_Aim of the exercise_:
Check every line of the data below for the word "dùng" and say how many have it, without further comment.

------ Given data ------

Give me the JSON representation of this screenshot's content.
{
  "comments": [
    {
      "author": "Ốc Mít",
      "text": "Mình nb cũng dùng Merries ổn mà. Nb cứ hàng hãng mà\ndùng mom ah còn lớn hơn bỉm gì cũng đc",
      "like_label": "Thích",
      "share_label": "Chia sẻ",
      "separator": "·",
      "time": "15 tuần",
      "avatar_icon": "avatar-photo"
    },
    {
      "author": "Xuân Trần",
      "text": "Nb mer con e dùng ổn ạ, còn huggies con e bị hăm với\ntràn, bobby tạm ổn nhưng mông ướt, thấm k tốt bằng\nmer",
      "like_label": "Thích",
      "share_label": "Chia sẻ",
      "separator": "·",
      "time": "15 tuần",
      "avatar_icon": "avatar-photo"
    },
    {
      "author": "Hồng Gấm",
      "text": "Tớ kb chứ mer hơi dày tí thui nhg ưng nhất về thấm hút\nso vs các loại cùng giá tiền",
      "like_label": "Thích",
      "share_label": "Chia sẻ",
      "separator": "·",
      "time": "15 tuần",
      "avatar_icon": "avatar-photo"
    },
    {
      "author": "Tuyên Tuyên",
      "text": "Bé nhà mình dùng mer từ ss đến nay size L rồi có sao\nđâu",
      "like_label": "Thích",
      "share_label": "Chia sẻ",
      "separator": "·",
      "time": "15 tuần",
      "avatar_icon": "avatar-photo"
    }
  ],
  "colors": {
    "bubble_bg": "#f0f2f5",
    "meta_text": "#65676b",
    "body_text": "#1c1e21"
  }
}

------

_Your solution_:
3